### Goal of the exercise
Give back the line that contains "Give me the" and every following line, exactly as they appear, through the end of the data.

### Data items

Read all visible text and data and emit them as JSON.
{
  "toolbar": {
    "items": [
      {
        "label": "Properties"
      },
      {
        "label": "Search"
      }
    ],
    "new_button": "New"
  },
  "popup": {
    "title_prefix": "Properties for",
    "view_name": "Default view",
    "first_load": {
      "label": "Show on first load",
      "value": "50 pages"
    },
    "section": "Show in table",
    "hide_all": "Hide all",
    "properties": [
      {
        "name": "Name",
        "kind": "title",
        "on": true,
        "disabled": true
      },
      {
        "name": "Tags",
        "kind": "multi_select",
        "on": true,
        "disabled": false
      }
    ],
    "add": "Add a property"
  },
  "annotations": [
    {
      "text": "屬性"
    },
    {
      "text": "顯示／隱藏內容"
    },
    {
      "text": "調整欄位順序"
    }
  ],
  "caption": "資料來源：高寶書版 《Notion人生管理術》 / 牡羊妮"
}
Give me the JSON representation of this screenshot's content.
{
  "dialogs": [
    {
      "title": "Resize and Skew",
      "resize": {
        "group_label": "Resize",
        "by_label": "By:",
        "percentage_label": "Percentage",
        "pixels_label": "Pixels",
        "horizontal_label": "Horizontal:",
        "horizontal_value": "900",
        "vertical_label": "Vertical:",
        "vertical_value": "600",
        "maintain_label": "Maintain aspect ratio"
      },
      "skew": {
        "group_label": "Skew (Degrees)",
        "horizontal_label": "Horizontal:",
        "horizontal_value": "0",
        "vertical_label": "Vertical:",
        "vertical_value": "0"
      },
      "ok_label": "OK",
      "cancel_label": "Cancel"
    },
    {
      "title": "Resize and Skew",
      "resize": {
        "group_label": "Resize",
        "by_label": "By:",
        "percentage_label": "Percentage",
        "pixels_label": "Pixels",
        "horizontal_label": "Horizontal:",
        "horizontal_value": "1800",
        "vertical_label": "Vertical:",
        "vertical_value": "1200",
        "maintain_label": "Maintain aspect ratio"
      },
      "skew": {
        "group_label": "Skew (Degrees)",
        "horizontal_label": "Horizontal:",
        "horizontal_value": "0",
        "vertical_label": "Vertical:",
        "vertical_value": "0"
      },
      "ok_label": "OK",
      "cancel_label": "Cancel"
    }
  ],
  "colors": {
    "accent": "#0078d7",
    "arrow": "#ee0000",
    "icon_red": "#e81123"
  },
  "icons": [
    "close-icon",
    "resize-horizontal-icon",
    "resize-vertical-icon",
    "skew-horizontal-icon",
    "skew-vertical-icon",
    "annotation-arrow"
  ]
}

### Answer to the problem
Give me the JSON representation of this screenshot's content.
{
  "dialogs": [
    {
      "title": "Resize and Skew",
      "resize": {
        "group_label": "Resize",
        "by_label": "By:",
        "percentage_label": "Percentage",
        "pixels_label": "Pixels",
        "horizontal_label": "Horizontal:",
        "horizontal_value": "900",
        "vertical_label": "Vertical:",
        "vertical_value": "600",
        "maintain_label": "Maintain aspect ratio"
      },
      "skew": {
        "group_label": "Skew (Degrees)",
        "horizontal_label": "Horizontal:",
        "horizontal_value": "0",
        "vertical_label": "Vertical:",
        "vertical_value": "0"
      },
      "ok_label": "OK",
      "cancel_label": "Cancel"
    },
    {
      "title": "Resize and Skew",
      "resize": {
        "group_label": "Resize",
        "by_label": "By:",
        "percentage_label": "Percentage",
        "pixels_label": "Pixels",
        "horizontal_label": "Horizontal:",
        "horizontal_value": "1800",
        "vertical_label": "Vertical:",
        "vertical_value": "1200",
        "maintain_label": "Maintain aspect ratio"
      },
      "skew": {
        "group_label": "Skew (Degrees)",
        "horizontal_label": "Horizontal:",
        "horizontal_value": "0",
        "vertical_label": "Vertical:",
        "vertical_value": "0"
      },
      "ok_label": "OK",
      "cancel_label": "Cancel"
    }
  ],
  "colors": {
    "accent": "#0078d7",
    "arrow": "#ee0000",
    "icon_red": "#e81123"
  },
  "icons": [
    "close-icon",
    "resize-horizontal-icon",
    "resize-vertical-icon",
    "skew-horizontal-icon",
    "skew-vertical-icon",
    "annotation-arrow"
  ]
}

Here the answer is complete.